Thesis Whisperer and I have been researching for a paper we are giving at a forthcoming conference. it’s about academic blogging and you can read our initial abstract here.
We divided the researching task into two and Inger ‘found’ and analysed blogs while I scanned, mapped and focused in on literatures. This process went well and we met our deadline of finishing this part of the work by end November.
Because we live in different parts of the world we also had to sort out how to produce the actual paper.
We decided that what we needed to do was to start with a kind of extended abstract that summarised what we had to say. We chose to do this on powerpoint. Inger started off with a slide show on googledocs and invited me into her file. She produced a title slide and slides about the substantive findings. I then added an introduction, slides about some of the literatures, and a tentative concluding slide. This was pretty efficient and I can recommend it as a strategy for getting a paper sorted quickly and effectively.
Next we had a discussion on Skype and through this, we added more details to the argument and to the so-what conclusion.
You can see what we did here – Academic blogging practices?
As you will observe, we now have a set of slides we can use at the conference and – very important – a pretty coherent step-by-step guide to writing the actual paper.
We also changed our mind about our argument in the light of our more extended data analysis and the literatures. We think that these might surprise a few people – what do you reckon?
Thanks for sharing this! Two comments:
– I really like the idea of using Powerpoint for collaborative work, especially when it is long-distance! I often find that Powerpoint is a great thinking tool when I work alone too.
– The draft presentation looks interesting, but also raises some red flags for me. I greatly value mixing qualitative and quantitative methods (http://wp.me/p2dcew-3M) but I am wary of half-way approaches that are neither one nor the other. All the percentages in your Powerpoint made me nervous, given how little you say about how you selected the blogs. The percentages can be valuable, but only if you attribute more authority to the sample. The size (173) is not bad, and it would not make much sense to aim for a random sample of blogs. What would be very good to see, however, is specifics that attribute more authority to this particular sample of blogs.
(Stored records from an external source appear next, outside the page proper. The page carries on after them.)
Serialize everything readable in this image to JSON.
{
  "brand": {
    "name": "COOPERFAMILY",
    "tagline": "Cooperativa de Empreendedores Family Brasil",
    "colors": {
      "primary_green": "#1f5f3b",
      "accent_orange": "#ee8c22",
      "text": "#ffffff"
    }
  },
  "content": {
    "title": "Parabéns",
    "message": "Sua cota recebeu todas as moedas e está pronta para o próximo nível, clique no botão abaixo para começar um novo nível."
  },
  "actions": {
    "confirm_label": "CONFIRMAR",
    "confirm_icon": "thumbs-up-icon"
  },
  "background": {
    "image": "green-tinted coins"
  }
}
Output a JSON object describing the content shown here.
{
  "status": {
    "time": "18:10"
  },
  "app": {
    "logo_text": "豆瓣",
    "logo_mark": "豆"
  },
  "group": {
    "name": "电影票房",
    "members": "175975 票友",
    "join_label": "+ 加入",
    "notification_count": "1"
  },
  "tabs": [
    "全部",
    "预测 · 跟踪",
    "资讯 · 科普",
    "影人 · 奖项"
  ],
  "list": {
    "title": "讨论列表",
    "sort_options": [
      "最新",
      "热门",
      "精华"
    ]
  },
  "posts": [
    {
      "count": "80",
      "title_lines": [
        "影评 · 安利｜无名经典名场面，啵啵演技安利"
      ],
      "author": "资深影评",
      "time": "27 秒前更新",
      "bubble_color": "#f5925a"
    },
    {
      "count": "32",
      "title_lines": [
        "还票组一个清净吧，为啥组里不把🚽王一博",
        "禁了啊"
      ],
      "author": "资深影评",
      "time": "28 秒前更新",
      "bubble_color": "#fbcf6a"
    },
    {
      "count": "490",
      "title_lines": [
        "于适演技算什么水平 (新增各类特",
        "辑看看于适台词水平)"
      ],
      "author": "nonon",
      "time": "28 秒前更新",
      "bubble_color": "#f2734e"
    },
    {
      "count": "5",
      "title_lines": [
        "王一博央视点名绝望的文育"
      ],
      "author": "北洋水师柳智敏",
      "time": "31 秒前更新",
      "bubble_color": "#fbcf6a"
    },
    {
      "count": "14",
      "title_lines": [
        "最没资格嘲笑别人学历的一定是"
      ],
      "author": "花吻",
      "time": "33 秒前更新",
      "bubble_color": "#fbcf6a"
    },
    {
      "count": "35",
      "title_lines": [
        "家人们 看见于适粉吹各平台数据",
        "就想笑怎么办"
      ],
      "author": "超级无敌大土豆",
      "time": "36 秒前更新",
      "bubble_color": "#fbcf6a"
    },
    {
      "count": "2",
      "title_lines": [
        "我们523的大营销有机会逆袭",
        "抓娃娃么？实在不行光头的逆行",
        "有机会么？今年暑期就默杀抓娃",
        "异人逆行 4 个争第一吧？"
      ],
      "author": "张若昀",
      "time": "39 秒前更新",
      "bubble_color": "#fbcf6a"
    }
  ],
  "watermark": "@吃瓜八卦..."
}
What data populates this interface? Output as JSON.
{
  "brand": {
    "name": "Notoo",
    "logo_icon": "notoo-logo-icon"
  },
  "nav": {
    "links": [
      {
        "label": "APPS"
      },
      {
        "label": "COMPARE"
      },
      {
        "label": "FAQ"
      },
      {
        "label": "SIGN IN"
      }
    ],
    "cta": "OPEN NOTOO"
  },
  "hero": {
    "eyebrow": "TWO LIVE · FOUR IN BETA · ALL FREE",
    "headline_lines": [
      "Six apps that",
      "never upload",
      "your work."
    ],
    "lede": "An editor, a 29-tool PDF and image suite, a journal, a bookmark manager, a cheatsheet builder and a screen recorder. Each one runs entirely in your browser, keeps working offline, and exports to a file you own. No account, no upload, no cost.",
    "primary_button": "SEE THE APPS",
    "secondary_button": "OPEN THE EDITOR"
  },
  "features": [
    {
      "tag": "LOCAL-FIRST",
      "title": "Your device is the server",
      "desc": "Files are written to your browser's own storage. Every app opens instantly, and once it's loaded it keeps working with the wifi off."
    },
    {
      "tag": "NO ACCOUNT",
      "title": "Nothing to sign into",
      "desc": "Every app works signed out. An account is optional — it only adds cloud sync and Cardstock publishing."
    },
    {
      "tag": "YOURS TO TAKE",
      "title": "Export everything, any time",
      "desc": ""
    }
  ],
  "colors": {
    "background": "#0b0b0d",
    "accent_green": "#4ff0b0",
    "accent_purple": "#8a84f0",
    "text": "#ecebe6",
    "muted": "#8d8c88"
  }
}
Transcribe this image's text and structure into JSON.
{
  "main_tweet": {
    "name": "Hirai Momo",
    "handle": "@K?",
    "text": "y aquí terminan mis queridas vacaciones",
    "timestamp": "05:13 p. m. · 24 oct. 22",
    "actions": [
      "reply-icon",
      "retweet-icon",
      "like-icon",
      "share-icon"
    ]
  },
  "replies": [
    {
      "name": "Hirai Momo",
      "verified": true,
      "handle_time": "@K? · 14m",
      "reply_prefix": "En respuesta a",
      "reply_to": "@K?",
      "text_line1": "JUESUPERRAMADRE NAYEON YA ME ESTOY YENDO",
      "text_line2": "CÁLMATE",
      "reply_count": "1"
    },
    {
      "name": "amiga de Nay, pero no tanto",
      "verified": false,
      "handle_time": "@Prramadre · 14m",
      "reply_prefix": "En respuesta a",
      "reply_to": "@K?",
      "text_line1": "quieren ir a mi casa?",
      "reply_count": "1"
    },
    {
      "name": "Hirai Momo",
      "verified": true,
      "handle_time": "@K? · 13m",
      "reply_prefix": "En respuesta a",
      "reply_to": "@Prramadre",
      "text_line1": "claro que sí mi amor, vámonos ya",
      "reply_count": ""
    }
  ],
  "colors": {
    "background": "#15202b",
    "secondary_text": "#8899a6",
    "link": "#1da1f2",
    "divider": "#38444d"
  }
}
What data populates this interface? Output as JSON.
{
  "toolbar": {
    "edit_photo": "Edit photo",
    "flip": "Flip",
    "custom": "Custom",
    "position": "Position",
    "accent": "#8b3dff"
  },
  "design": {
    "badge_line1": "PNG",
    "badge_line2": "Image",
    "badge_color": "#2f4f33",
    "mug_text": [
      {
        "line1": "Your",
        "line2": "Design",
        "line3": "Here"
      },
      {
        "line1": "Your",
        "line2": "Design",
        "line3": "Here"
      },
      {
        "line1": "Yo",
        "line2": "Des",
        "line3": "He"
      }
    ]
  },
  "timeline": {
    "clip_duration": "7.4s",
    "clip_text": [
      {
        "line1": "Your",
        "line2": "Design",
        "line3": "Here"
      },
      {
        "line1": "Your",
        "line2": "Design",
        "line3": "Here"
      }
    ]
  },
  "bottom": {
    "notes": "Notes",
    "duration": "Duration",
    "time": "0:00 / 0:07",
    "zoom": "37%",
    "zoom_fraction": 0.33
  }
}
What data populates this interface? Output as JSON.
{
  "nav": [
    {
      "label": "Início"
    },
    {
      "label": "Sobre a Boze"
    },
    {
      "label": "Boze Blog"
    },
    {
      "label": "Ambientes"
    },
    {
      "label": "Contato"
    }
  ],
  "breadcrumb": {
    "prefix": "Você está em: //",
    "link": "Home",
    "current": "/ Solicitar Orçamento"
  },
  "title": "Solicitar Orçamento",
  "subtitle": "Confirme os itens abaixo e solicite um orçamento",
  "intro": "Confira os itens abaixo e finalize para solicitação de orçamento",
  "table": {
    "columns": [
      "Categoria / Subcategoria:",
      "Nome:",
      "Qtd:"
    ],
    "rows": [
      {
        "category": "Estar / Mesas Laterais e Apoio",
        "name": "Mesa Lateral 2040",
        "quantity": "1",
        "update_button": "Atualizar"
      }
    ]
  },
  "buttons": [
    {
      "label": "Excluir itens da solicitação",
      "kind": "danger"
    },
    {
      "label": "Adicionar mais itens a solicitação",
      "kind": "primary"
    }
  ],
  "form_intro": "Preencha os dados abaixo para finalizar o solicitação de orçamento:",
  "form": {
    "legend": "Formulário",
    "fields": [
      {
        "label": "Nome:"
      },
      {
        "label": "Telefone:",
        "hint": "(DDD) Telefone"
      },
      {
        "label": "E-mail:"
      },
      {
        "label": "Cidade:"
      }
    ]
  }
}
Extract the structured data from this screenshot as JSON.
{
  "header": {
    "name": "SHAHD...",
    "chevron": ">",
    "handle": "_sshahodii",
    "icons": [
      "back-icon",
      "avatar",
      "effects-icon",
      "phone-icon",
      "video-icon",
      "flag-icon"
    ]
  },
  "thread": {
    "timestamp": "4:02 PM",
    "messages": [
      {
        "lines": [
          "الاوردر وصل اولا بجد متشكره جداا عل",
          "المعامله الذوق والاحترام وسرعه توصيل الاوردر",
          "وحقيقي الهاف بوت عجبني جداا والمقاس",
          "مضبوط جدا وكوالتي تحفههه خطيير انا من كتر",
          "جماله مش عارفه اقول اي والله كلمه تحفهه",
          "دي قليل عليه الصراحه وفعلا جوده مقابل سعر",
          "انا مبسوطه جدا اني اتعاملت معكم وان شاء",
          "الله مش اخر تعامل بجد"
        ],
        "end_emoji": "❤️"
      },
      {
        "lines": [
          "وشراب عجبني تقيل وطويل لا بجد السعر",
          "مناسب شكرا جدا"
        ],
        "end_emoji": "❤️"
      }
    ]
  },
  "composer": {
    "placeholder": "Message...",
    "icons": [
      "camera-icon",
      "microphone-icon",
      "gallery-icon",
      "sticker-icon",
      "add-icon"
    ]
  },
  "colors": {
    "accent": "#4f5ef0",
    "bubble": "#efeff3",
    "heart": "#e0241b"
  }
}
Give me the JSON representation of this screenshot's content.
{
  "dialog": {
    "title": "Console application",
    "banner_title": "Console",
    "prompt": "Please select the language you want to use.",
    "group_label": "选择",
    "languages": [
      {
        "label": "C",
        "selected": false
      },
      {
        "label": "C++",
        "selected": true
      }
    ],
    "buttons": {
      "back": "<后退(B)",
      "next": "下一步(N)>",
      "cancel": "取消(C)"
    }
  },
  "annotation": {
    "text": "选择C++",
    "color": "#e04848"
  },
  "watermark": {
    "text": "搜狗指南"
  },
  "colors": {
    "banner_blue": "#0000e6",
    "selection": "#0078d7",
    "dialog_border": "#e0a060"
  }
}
Perhaps there is a smart move behind the somewhat vague reference to ‘modified snowball technique’? If so, do bring it out and make us respect this slice of the blogosphere as well-chosen before breaking it down by per cent. In addition to the statistics, I look forward to seeing more in-depth analyses in later versions of the paper!
Ill refer this to Inger but I think she probably has explained some of this already in a previous post.
Reblogged this on flights of fancy.
I saw this today: http://www.niemanlab.org/2013/01/whats-new-in-digital-scholarship-twitter-philosophies-dying-on-facebook-and-the-age-of-mobile-media/
I suppose it’s been circulated on Twitter and on all the main social media…